──────── Data for review

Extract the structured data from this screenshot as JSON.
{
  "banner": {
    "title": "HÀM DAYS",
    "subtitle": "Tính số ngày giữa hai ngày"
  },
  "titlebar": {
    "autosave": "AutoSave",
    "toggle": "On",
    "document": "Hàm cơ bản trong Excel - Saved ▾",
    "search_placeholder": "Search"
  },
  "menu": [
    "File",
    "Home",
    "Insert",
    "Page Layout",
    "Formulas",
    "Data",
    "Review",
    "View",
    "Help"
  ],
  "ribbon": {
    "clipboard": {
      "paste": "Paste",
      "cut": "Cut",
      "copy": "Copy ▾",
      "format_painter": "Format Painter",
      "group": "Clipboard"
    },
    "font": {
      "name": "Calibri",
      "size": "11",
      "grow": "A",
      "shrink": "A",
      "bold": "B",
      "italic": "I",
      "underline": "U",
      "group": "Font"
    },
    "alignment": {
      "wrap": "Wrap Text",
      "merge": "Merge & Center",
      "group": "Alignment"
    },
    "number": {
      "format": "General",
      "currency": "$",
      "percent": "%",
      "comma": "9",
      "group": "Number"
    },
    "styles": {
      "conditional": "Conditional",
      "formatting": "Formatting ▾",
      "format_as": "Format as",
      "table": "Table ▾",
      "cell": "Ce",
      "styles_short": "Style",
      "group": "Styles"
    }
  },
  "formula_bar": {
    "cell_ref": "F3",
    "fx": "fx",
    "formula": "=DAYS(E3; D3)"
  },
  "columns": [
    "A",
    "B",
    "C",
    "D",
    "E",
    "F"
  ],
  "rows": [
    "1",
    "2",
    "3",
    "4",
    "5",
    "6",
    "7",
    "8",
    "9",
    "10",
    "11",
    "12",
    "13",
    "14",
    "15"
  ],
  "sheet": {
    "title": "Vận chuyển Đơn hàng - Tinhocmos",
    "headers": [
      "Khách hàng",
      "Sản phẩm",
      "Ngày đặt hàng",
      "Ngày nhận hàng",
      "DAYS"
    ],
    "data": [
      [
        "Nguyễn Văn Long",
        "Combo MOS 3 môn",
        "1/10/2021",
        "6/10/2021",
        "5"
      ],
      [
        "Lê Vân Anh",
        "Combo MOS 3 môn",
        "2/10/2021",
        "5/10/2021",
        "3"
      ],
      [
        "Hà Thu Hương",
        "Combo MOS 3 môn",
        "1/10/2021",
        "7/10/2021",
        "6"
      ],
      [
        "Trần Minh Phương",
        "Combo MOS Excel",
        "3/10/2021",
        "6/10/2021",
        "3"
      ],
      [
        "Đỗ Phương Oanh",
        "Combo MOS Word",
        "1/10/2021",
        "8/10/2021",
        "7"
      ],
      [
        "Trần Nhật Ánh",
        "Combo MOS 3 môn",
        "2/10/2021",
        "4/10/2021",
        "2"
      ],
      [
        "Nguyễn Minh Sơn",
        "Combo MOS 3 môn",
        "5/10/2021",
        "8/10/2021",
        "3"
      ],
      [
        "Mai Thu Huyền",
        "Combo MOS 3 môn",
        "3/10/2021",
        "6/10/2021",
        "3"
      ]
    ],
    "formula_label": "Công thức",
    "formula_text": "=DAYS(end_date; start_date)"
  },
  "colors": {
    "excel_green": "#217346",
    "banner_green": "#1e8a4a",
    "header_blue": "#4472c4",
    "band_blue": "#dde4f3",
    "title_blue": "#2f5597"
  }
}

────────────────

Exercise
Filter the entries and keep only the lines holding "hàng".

Exercise response
    "title": "Vận chuyển Đơn hàng - Tinhocmos",
      "Khách hàng",
      "Ngày đặt hàng",
      "Ngày nhận hàng",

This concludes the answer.